Poker is a card game played by two or more players. It involves betting and is a game of chance, but also has some elements of skill and psychology. It is important to know the rules of poker before you play.
Getting good cards is essential in poker, but you have to be willing to put in the time and effort to improve your game. This can include studying poker strategy books and watching videos of world-class players. It can also mean playing in small games with friends or finding an online poker community to practice with.
It’s also essential to have a good understanding of odds and percentages, as well as knowing how to read other players. This will help you make the right decisions at the table and maximize your chances of winning. It’s not uncommon for top players to have several skills in common, including patience, reading other players, and adaptability.
After the dealer deals everyone two cards, the first player to act can either ‘check’ (put no chips into the pot) or raise their bet. If they raise their bet, the player to their left must call them, or they can fold. This continues in a circle until each player has acted and the minimum bet has been met.

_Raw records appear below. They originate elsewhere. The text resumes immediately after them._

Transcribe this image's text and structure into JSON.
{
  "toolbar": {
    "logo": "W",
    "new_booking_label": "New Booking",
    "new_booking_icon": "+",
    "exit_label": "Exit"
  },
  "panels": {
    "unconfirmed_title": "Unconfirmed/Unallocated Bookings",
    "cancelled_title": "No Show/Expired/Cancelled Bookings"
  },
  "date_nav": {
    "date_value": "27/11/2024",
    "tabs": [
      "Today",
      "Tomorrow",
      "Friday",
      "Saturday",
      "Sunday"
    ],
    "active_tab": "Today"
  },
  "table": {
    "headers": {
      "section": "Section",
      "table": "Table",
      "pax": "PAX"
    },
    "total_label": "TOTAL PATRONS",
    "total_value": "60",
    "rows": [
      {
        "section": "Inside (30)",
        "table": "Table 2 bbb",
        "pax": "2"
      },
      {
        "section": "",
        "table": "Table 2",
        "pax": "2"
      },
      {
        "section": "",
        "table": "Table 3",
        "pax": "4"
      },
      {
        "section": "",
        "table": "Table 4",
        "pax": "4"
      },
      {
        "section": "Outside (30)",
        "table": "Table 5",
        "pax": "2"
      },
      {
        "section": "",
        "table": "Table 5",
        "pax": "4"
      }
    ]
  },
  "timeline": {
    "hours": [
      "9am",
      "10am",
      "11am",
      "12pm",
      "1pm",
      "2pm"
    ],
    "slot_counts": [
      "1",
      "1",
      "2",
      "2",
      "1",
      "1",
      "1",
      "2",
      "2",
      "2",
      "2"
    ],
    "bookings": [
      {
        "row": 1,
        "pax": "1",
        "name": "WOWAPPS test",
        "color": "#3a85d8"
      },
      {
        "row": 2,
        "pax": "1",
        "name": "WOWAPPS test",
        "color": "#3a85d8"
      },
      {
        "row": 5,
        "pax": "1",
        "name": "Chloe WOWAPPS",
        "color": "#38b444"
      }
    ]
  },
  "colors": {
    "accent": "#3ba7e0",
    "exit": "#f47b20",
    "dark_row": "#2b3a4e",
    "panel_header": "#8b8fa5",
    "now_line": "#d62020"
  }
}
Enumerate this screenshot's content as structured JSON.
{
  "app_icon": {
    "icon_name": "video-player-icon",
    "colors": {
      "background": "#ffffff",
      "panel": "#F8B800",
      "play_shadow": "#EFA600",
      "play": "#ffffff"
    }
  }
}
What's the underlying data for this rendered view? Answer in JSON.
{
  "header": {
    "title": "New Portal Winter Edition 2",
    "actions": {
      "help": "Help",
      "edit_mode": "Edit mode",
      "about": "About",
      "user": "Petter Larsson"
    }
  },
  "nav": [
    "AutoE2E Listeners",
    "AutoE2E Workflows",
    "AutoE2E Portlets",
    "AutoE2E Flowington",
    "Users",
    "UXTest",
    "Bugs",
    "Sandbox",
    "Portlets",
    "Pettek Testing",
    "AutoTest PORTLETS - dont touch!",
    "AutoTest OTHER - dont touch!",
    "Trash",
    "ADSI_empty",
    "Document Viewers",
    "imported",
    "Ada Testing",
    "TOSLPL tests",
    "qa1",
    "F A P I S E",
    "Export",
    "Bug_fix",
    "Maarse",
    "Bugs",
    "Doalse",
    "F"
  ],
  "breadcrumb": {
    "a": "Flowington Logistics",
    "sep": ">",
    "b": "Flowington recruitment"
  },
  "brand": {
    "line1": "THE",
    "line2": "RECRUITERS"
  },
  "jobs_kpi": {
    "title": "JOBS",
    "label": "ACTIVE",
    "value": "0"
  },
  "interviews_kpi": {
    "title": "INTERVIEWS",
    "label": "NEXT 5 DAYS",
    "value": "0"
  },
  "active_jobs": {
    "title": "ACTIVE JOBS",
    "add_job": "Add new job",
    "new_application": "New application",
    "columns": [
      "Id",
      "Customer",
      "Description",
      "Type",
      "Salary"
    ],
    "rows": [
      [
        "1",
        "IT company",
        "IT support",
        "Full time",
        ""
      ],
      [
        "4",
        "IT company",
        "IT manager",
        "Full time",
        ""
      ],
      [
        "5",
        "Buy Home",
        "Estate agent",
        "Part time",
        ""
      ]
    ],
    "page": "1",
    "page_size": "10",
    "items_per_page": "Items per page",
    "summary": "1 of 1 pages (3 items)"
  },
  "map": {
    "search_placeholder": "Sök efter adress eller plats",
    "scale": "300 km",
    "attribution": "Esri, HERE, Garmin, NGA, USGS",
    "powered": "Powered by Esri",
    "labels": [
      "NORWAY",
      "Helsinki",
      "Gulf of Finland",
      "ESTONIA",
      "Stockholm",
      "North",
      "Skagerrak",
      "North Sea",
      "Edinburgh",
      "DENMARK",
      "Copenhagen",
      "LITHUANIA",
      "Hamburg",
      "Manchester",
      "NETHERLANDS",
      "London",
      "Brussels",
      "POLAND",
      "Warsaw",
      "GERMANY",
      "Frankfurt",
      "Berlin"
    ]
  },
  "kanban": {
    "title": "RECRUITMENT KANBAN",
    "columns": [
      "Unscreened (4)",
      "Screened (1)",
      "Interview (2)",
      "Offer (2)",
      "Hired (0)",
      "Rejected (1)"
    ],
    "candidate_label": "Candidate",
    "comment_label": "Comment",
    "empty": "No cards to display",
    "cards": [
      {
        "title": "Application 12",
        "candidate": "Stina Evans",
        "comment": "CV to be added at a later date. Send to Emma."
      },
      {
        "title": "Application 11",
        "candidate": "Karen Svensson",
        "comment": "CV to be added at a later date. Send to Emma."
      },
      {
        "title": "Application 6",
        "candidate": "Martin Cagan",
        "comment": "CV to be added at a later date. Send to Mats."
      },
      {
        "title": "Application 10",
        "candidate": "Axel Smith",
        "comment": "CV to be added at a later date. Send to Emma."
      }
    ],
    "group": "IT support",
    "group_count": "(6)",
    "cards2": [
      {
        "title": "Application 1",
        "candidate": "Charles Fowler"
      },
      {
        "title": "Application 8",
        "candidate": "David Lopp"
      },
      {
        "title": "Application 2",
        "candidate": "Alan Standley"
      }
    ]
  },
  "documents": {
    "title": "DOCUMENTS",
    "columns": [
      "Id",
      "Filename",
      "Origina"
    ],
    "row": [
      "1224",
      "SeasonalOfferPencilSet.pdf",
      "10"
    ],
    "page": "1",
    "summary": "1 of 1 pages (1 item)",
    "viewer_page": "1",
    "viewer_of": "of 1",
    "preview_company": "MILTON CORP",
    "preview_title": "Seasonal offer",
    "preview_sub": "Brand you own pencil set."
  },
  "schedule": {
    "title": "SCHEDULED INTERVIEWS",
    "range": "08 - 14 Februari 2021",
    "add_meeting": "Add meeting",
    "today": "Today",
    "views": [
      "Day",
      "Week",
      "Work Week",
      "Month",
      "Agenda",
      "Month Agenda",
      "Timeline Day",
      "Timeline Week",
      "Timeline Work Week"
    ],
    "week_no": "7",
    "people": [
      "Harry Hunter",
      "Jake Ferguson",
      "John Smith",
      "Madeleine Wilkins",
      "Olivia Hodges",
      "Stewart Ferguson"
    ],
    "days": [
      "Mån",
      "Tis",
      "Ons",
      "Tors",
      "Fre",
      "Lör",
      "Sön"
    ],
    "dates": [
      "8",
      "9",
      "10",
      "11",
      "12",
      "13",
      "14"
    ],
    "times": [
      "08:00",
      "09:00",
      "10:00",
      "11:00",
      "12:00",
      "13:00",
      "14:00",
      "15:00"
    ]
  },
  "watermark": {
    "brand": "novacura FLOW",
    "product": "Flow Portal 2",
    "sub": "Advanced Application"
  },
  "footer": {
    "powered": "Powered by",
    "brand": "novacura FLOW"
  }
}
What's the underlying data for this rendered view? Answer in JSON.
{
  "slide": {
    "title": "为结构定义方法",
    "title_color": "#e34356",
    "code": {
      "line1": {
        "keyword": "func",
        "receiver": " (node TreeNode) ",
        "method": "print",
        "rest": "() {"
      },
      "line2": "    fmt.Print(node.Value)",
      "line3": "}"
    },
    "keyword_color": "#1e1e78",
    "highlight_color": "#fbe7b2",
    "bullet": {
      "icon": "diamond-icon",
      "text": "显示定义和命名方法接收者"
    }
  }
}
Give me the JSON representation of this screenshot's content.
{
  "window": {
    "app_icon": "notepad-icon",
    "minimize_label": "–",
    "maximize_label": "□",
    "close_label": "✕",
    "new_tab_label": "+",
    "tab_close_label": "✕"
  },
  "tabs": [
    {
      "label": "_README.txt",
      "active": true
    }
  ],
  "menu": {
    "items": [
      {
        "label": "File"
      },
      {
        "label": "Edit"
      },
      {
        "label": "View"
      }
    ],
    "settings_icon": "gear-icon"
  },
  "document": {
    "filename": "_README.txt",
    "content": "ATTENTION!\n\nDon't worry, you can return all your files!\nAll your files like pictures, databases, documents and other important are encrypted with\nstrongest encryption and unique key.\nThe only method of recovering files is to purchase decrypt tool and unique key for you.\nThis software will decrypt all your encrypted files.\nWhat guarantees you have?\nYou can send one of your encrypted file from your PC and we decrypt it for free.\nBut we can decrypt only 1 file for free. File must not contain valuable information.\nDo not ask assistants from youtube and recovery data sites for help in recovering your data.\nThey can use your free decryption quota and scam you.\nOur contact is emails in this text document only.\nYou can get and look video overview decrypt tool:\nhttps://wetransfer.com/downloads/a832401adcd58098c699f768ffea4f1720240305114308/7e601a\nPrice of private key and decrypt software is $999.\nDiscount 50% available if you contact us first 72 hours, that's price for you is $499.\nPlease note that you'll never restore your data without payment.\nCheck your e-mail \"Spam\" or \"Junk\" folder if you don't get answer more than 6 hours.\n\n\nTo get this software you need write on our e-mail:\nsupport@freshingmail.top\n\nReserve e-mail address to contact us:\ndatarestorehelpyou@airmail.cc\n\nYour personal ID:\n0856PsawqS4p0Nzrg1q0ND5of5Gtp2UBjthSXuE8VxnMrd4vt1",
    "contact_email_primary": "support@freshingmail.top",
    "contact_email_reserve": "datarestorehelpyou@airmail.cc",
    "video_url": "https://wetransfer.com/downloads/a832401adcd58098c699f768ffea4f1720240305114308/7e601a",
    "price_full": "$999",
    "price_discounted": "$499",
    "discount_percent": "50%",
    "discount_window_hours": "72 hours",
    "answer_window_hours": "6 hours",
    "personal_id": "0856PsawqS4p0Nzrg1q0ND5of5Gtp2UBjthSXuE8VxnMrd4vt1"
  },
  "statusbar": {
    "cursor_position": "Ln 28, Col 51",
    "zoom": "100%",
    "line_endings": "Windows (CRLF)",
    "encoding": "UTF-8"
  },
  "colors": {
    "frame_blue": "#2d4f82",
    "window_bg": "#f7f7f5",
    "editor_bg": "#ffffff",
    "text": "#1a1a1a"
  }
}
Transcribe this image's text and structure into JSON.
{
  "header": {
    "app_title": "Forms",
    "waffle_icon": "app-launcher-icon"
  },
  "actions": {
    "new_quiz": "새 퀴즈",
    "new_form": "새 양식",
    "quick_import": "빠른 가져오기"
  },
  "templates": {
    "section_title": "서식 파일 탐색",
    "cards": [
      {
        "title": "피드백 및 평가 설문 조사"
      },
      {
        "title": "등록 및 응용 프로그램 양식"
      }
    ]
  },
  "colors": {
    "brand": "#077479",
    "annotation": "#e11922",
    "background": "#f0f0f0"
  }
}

When a player has a strong hand, they will often increase their bets to build the pot and try to force other players out of the hand. This is a form of bluffing and can be very effective in limiting other players’ chances of winning the pot. However, it’s crucial to be able to tell when an opponent is bluffing and to know how to read their body language.
A good hand in poker is made up of five cards that are of the same rank and suit. There are different types of hands, such as straights and flushes. A full house is three matching cards of one rank and two matching cards of another, while a flush contains five consecutive cards of the same suit.
Getting good cards is not enough to win in poker, and even the best players will experience some bad beats. However, it’s important to stay calm and not let these losses destroy your confidence. In fact, some of the most successful poker players are known for never showing emotion, such as Phil Ivey. This mental toughness is essential in poker and other fields of life. It can be helpful to watch videos of poker players dealing with bad beats to get a sense of how they handle them.